[Listed records — start]

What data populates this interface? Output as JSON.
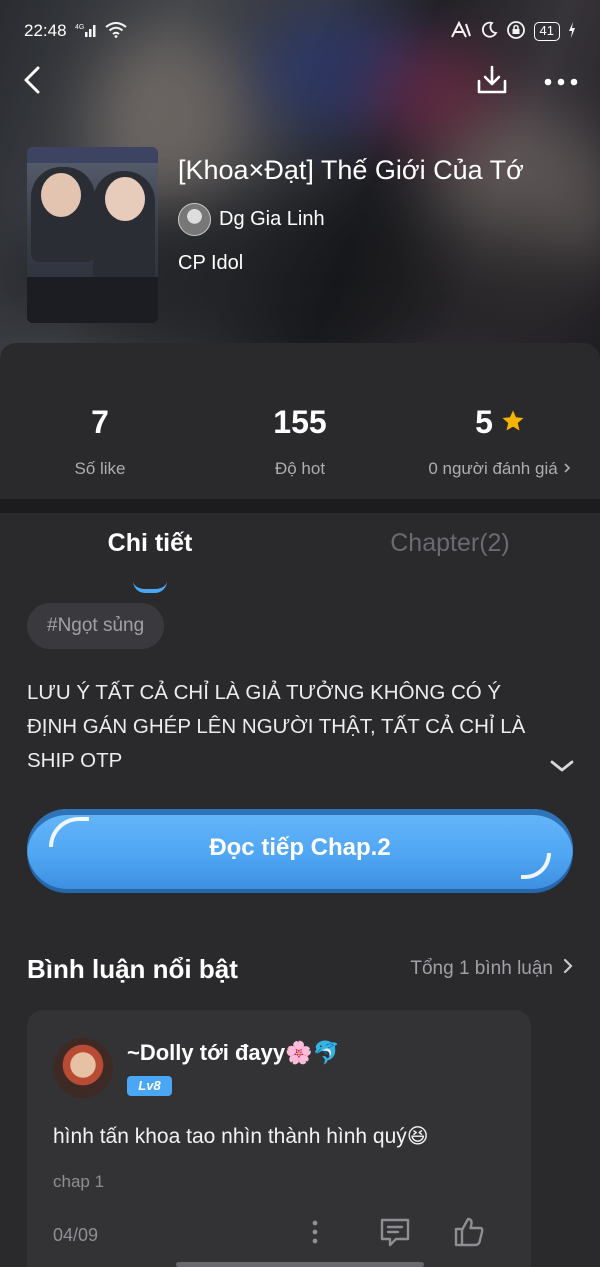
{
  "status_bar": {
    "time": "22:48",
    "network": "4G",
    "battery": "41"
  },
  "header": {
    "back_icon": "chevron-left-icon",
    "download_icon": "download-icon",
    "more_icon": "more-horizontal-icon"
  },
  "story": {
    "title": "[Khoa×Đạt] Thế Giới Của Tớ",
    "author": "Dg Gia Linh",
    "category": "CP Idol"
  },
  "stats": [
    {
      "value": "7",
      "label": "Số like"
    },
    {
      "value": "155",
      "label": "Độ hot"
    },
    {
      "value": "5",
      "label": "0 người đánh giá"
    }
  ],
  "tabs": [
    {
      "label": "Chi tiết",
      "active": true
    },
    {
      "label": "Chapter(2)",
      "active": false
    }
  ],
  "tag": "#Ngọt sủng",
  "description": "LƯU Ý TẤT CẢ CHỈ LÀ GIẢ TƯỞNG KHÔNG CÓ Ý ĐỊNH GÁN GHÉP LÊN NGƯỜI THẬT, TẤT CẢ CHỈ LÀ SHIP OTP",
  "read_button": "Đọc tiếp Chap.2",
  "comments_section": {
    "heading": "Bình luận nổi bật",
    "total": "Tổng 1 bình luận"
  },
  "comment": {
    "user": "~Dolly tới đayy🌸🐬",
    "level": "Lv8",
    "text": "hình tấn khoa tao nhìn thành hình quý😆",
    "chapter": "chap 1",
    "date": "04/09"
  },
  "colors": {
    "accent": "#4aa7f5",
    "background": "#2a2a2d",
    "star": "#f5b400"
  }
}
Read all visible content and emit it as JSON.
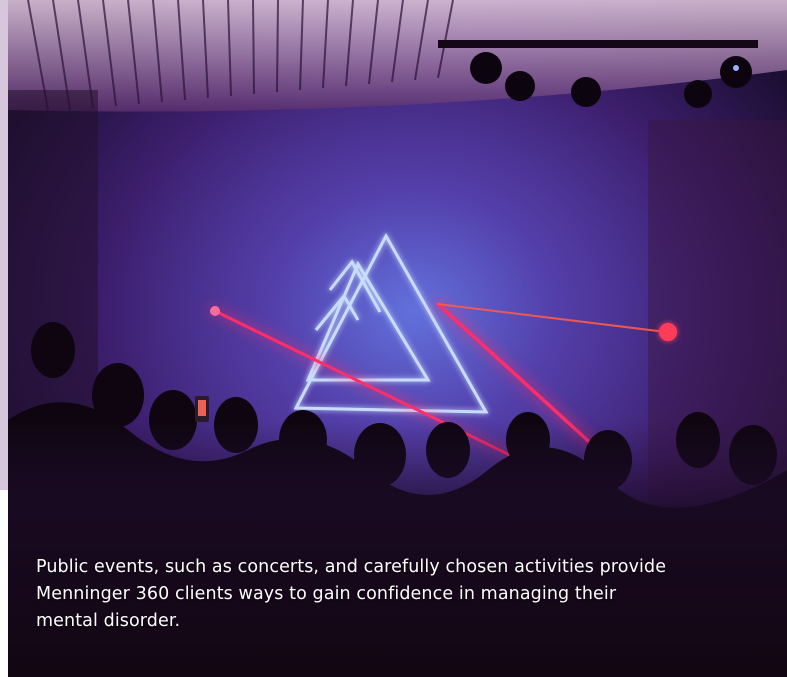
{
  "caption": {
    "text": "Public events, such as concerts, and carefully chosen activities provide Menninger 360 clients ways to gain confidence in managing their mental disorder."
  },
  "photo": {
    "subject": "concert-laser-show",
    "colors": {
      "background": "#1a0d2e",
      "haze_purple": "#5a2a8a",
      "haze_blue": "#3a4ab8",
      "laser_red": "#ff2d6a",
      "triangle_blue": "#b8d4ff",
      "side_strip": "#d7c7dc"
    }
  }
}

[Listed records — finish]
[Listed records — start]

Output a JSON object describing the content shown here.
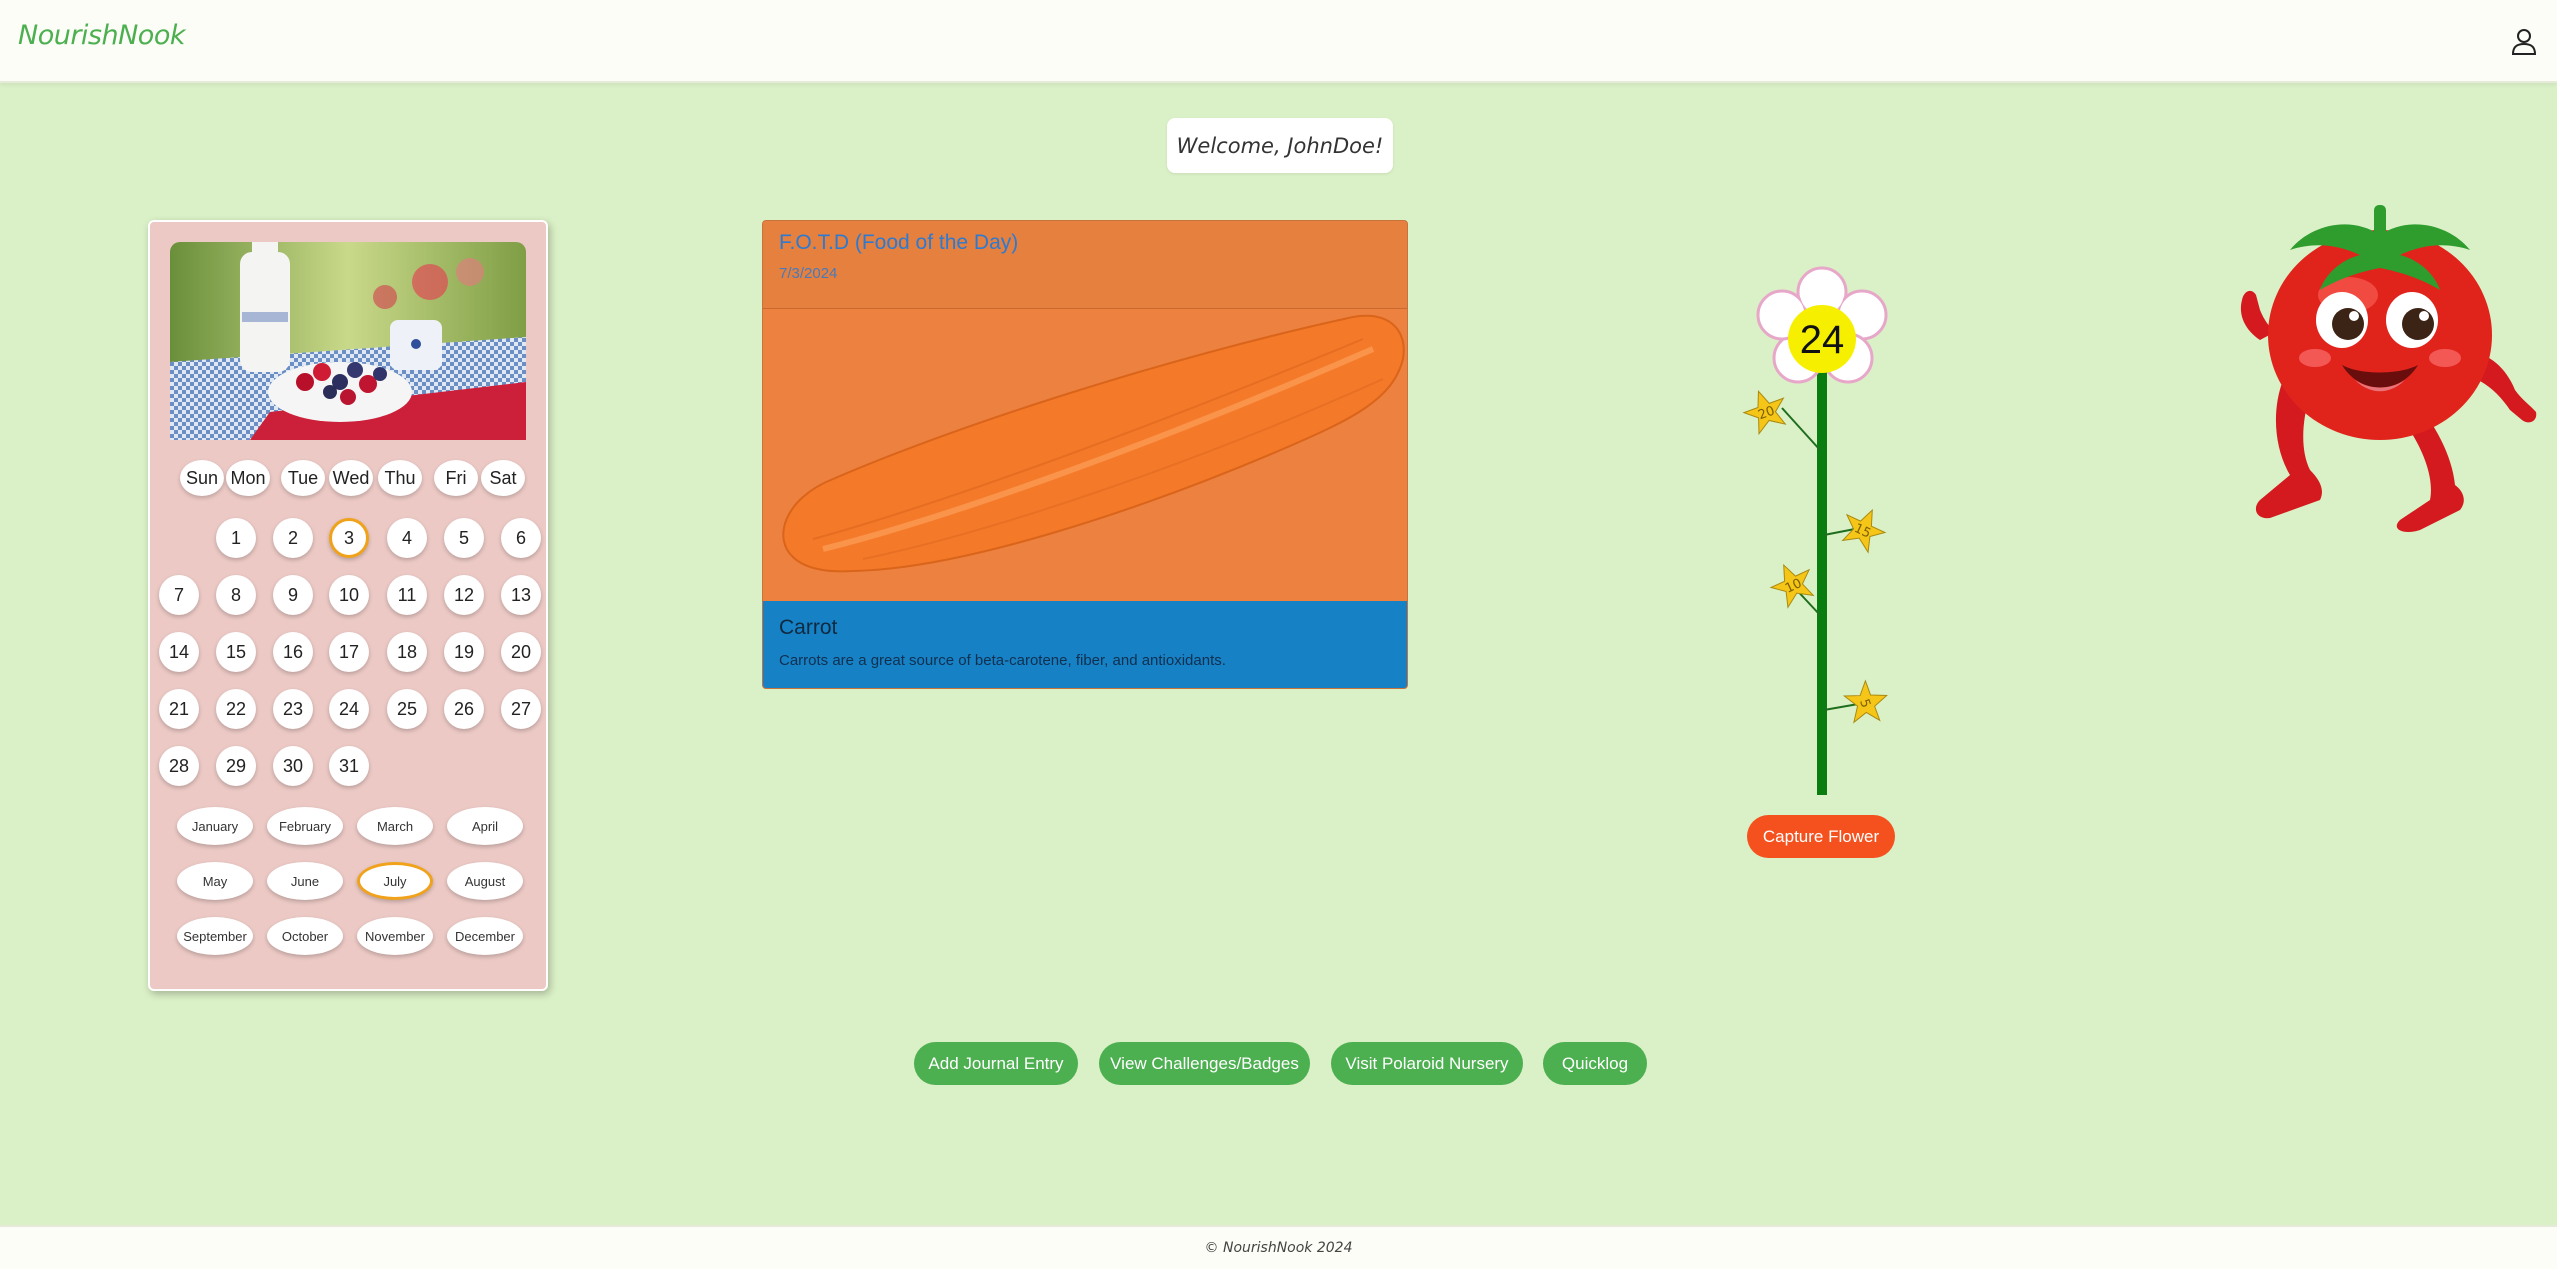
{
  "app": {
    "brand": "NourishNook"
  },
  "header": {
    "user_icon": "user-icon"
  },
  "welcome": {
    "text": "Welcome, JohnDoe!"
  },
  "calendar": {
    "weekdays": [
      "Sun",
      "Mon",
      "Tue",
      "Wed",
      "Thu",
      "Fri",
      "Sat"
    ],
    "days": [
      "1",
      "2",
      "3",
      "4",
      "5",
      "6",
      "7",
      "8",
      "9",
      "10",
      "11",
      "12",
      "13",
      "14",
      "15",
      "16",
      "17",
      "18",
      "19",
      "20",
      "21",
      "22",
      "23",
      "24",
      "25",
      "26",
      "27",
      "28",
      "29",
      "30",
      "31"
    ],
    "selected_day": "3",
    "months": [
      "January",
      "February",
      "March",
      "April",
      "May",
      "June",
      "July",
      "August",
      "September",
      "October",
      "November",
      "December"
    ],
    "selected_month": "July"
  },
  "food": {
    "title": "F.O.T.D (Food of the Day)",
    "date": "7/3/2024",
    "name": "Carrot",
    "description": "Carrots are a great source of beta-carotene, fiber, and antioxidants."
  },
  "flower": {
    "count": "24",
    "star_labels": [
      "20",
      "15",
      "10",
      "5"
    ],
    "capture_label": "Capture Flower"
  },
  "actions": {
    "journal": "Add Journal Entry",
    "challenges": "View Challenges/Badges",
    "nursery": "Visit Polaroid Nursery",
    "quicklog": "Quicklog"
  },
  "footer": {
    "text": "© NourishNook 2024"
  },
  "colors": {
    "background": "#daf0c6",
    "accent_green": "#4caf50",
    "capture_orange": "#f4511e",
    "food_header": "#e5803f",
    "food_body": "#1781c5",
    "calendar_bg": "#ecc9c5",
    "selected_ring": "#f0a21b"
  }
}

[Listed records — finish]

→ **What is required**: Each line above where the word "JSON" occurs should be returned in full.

→ **The completed task**:
What data populates this interface? Output as JSON.
Read all visible content and emit it as JSON.
Output a JSON object describing the content shown here.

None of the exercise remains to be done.